- Activity -
Take every line of the material below that includes the string "date" and copy it out.

- Given records -

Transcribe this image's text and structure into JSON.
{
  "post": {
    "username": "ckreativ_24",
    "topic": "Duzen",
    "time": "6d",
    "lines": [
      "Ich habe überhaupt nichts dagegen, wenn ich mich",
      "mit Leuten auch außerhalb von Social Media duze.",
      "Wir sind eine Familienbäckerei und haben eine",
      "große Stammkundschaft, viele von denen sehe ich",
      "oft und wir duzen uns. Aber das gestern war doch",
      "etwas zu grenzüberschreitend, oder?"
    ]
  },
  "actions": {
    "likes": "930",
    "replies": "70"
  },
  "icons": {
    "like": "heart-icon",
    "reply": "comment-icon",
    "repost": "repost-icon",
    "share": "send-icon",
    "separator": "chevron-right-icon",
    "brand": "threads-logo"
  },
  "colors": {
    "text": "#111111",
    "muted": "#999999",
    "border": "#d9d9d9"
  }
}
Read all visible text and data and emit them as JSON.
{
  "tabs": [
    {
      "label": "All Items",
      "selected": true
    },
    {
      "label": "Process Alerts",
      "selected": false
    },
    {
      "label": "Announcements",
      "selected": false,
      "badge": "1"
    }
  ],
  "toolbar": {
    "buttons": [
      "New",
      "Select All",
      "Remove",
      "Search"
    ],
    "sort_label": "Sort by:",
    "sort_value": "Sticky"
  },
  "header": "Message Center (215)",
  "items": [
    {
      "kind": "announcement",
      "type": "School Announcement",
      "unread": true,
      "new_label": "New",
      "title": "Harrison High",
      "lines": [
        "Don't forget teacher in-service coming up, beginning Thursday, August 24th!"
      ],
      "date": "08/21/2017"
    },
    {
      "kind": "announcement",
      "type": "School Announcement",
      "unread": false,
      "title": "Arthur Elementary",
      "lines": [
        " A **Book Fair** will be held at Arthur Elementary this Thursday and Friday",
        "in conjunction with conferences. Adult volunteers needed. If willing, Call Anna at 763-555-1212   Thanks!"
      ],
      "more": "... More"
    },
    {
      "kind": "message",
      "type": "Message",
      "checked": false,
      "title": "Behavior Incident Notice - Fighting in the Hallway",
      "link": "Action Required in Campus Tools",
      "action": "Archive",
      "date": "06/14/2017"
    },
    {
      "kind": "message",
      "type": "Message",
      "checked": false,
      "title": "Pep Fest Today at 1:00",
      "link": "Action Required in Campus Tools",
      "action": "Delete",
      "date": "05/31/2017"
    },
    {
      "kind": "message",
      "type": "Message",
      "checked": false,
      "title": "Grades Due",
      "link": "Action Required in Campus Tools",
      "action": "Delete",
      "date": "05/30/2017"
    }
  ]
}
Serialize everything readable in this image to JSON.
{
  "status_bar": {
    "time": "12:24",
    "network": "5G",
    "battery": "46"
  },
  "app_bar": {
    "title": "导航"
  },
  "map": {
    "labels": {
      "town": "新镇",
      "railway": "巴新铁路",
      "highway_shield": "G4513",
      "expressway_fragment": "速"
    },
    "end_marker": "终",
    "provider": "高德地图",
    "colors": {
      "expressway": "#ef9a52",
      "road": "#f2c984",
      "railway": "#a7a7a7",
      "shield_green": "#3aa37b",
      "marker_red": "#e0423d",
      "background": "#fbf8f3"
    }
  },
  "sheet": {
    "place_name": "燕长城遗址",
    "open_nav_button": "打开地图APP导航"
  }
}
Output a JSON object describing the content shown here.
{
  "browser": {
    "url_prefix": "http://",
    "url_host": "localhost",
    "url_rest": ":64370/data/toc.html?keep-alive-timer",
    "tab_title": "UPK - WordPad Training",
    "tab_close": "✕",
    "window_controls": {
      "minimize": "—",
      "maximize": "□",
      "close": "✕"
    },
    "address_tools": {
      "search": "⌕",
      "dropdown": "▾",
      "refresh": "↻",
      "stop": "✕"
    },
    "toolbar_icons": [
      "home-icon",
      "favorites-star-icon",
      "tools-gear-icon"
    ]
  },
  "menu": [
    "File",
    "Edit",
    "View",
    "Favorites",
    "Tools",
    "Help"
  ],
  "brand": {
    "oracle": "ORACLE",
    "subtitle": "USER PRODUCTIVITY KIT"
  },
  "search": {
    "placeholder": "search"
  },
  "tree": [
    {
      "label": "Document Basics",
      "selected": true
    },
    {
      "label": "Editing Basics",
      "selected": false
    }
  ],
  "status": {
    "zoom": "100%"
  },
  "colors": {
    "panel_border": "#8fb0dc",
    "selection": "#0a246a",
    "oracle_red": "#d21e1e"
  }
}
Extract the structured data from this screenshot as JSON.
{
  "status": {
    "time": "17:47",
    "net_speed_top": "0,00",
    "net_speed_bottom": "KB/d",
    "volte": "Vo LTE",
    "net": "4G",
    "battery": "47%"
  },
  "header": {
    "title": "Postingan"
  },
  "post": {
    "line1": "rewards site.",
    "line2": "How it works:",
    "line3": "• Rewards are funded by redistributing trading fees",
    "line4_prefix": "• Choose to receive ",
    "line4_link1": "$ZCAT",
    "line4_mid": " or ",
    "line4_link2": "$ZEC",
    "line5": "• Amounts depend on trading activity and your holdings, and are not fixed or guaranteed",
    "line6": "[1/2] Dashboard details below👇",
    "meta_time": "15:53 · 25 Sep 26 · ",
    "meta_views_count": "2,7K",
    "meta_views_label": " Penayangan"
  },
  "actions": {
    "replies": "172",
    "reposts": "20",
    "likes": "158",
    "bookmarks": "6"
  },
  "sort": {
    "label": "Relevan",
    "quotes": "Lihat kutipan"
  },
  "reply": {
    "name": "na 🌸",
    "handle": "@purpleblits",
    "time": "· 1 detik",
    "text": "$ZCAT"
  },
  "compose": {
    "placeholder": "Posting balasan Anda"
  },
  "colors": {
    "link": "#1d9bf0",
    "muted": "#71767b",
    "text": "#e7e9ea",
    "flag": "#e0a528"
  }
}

- Task result -
      "date": "08/21/2017"
      "date": "06/14/2017"
      "date": "05/31/2017"
      "date": "05/30/2017"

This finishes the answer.